Please visit the official domain machine-learning-for-physicists.org, where we collected all the videos and slides from the 2017 Machine Learning for Physics Lecture Series for quick download!
Basic Information about this lecture series
Description: This is a course introducing modern techniques of machine learning, especially deep neural networks, to an audience of physicists. Neural networks can be trained to perform many challenging tasks, including image recognition and natural language processing, just by showing them many examples. While neural networks have been introduced already in the 50s, they really have taken off in the past decade, with spectacular successes in many areas. Often, their performance now surpasses humans, as proven by the recent achievements in handwriting recognition and in winning the game of 'Go' against expert human players. They are now also being considered more and more for applications in physics, ranging from predictions of material properties to analyzing phase transitions.
Contents: We will cover the basics of neural networks (backpropagation), convolutional networks, autoencoders, restricted Boltzmann machines, and recurrent neural networks, as well as the recently emerging applications in physics. Time permitting, we will address other topics, like the relation to spin glass models, curriculum learning, reinforcement learning, adversarial learning, active learning, "robot scientists", deducing nonlinear dynamics, and dynamical neural computers.
Prerequisites: As a prerequisite you will only need matrix multiplication and the chain rule, i.e. the course will be understandable to bachelor students, master students and graduate students. However, knowledge of any computer programming language will make it much more fun. We will sometimes present examples using the 'python' programming language, which is a modern interpreted language with powerful linear algebra and plotting functions.
Book: The first parts of the course will rely heavily on the excellent and free online book by Nielsen: "Neural Networks and Deep Learning"
Software: Modern standard computers are powerful enough to run neural networks in a reasonable time. The following list of software packages helps to keep the programming effort low (it is possible to implement advanced structures like a deep convolutional neural network in only a dozen lines of code, which is quite amazing):

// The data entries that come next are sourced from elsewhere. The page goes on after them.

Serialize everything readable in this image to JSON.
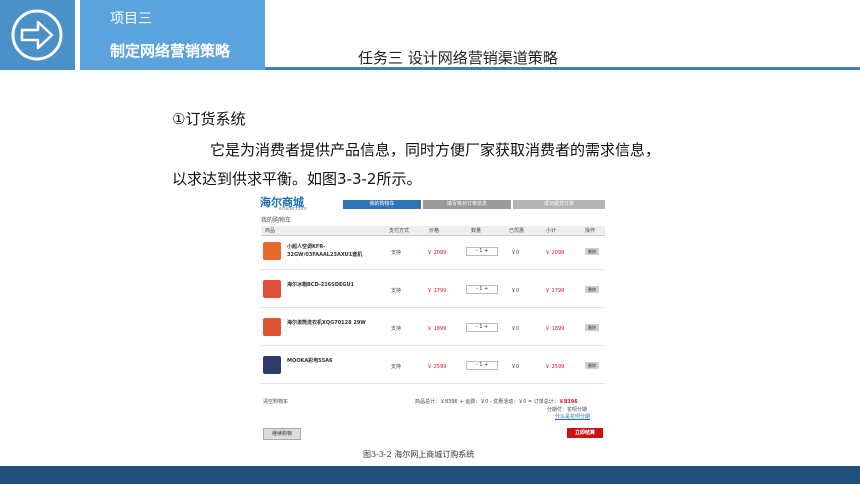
{
  "header": {
    "project_label": "项目三",
    "project_title": "制定网络营销策略",
    "task_title": "任务三   设计网络营销渠道策略",
    "icon": "arrow-circle-icon"
  },
  "content": {
    "heading": "①订货系统",
    "para1": "它是为消费者提供产品信息，同时方便厂家获取消费者的需求信息，",
    "para2": "以求达到供求平衡。如图3-3-2所示。"
  },
  "screenshot": {
    "logo": "海尔商城",
    "logo_sub": "ehaier.com",
    "steps": [
      "我的购物车",
      "填写核对订单信息",
      "成功提交订单"
    ],
    "cart_title": "我的购物车",
    "columns": [
      "商品",
      "支付方式",
      "价格",
      "数量",
      "已优惠",
      "小计",
      "操作"
    ],
    "rows": [
      {
        "name": "小超人空调KFR-32GW/03FAAAL23AXU1套机",
        "pay": "支持",
        "price": "￥ 2099",
        "qty": "-  1  +",
        "discount": "￥0",
        "subtotal": "￥ 2099",
        "op": "删除",
        "color": "#e8672b"
      },
      {
        "name": "海尔冰箱BCD-216SDEGU1",
        "pay": "支持",
        "price": "￥ 1799",
        "qty": "-  1  +",
        "discount": "￥0",
        "subtotal": "￥ 1799",
        "op": "删除",
        "color": "#e04f3a"
      },
      {
        "name": "海尔滚筒洗衣机XQG70128 29W",
        "pay": "支持",
        "price": "￥ 1899",
        "qty": "-  1  +",
        "discount": "￥0",
        "subtotal": "￥ 1899",
        "op": "删除",
        "color": "#e05438"
      },
      {
        "name": "MOOKA彩电55A6",
        "pay": "支持",
        "price": "￥ 2599",
        "qty": "-  1  +",
        "discount": "￥0",
        "subtotal": "￥ 2599",
        "op": "删除",
        "color": "#2c3d6b"
      }
    ],
    "clear_cart": "清空购物车",
    "summary_prefix": "商品总计：￥8396 + 运费：￥0 - 优惠活动：￥0 = 订单总计：",
    "summary_total": "￥8396",
    "coupon": "分期付：花呗分期",
    "coupon_link": "什么是花呗分期",
    "continue_btn": "继续购物",
    "submit_btn": "立即结算"
  },
  "caption": "图3-3-2 海尔网上商城订购系统",
  "colors": {
    "header_blue": "#5ba3dc",
    "bottom_bar": "#1f4f7a",
    "accent_red": "#cc1111"
  }
}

- Python is a widely used high-level programming language for general-purpose programming; both Theano and Keras are Python moduls. We highly recommend the usage of the 3.x branch (cmp. Python2 vs Python3).
- TensorFlow is a package for dataflow and differentiable programming, developed by Google. It is a symbolic math library for a broad range of tasks, including machine learning applications such as neural networks. For that purpose, TensorFlow provides the low-level tools (multi-dimensional arrays, convolutional layers, efficient computation of the gradient, ...).
- Keras is a high-level framework for neural networks, running on top of TensorFlow. Designed to enable fast experimentation with deep neural networks, it focuses on being minimal, modular and extensible.
- Matplotlib is a plotting library for the Python programming language. We use it to visualize our results.
- Jupyter is a browser-based application that allows to create and share documents that contain live (Python) code, equations, visualizations and explanatory text. So, Jupyter serves a similar purpose like Mathematica notebooks.
All the software above is open source and freely available for a large number of platforms. See also the installation instructions.
- Eight inspirational applications of deep learning, from automatic colorization of images to playing games, by Jason Brownlee
- Deep Learning Examples, a great set of slides on a large array of recent deep learning applications, by Lukas Masuch
- A Hacker's Guide to Neural Networks: a slightly unconventional, practical introduction to backpropagation, by Andrej Karpathy
- The Unreasonable Effectiveness of Recurrent Neural Networks, on creating fake Shakespeare plays or Wikipedia articles by training neural networks on them (character by character); by Andrej Karpathy